“I wanted to teach the class because I know I learned so much about it when I was just a student,” Alogon said. “[The forum] teaches some system mapping methodologies [that help] better understand the system underlying the specific problem.

The students’ projects covered a range of topics and regions, including migrant workers in Malaysia, gay loneliness, risks of future global pandemics, and admission rates for low-income Connecticut students to universities in elite. Over the course of the semester, students gained confidence in their chosen topics.

“I still remember the first day I spoke to [the students]“said Alogon. “They were still trying to figure out what to pursue specifically as part of their overall passion, and now they’re practically experts on it.”

Julie Ordonez ’23, who took the forum and studied the future of food production systems as the world’s population grows, agreed that the course helped her take a systematic approach to problem solving.

“[The forum] made me think differently about even how to start looking at a problem: where to start, who to ask, and how not to bring your biases into the research,” Ordonez said.

Kingsley pointed out that systems mapping can help people implement real change by altering the way they deal with challenges.

“I believe none of us can be an effective entrepreneur and change agent without the tools of systems thinking,” Kingsley said. “We need to understand the problems, their root causes and the perspective of all stakeholders before we can develop and launch solutions.”

Ordonez said the forum helped her analyze systemic issues and find concrete ways to address them.

“A lot of times my classmates and I leave the classroom after learning about really hard things like oppression, racism and sexism, discouraged,” Ordonez said. “A class like this is the only class [type] where you don’t feel like it.

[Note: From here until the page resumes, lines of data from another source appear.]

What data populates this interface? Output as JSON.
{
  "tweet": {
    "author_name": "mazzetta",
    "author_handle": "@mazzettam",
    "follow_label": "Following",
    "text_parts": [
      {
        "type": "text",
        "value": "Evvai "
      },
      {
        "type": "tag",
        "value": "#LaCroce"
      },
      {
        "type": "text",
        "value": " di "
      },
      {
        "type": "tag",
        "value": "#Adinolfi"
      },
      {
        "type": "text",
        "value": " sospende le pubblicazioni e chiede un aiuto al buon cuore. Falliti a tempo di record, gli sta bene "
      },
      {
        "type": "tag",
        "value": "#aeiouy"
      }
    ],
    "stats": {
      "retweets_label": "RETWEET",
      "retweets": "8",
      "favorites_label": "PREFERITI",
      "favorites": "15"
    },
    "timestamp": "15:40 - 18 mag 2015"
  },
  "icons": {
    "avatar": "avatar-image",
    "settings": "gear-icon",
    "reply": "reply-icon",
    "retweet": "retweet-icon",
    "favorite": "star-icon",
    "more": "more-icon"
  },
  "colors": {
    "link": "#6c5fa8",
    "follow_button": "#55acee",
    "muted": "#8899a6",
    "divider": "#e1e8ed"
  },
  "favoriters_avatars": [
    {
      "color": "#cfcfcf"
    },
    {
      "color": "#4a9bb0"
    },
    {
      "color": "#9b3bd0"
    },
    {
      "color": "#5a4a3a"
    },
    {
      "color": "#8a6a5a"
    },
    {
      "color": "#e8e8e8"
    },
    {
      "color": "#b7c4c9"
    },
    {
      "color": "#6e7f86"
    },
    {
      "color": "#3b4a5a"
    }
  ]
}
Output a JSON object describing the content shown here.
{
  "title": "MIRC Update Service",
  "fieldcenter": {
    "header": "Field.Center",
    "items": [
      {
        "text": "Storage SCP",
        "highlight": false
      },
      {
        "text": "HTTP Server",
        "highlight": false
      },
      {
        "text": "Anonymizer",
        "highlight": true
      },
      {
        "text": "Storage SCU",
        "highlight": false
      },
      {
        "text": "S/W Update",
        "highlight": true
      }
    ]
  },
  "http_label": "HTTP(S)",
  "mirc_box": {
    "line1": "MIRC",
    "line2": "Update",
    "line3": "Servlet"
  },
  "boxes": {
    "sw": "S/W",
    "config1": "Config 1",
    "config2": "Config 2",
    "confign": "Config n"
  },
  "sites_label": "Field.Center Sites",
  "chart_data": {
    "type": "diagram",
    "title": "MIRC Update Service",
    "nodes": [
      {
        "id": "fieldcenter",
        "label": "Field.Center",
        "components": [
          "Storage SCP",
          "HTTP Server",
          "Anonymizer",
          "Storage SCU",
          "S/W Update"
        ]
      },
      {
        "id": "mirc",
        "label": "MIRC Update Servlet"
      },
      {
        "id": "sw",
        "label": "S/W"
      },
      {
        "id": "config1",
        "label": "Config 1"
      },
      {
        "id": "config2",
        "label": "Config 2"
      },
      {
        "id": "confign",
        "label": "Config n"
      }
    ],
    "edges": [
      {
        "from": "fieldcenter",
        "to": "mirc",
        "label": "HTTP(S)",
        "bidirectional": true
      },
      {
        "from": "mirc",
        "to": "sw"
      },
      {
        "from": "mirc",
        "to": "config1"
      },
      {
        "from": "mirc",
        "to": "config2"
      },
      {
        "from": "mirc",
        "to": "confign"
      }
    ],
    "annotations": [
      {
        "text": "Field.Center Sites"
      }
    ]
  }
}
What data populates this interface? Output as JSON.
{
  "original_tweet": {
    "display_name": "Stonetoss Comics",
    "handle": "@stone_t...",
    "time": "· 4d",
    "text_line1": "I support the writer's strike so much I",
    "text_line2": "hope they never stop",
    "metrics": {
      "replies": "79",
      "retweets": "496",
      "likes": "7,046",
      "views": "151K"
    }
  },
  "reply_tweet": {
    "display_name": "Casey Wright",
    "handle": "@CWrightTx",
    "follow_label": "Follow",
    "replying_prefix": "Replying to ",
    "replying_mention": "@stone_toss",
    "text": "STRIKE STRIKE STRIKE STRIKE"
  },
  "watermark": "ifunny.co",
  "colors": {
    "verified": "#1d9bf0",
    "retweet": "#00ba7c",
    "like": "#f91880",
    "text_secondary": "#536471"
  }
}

Kingsley agreed that the forum provides valuable hands-on learning and hopes students will have more opportunities in the future to organize projects independently and engage with groups outside the University.

“Wesleyan has always celebrated ‘practical idealism,’ and my job at the Patricelli Center is to support students who want to go out and change the world,” Kingsley said. “I would like to see more opportunities for applied and experiential learning integrated into school life, from project-based summaries in all majors to service-learning courses in more departments.”

Eugenia Shakhnovskaya can be contacted at [email protected]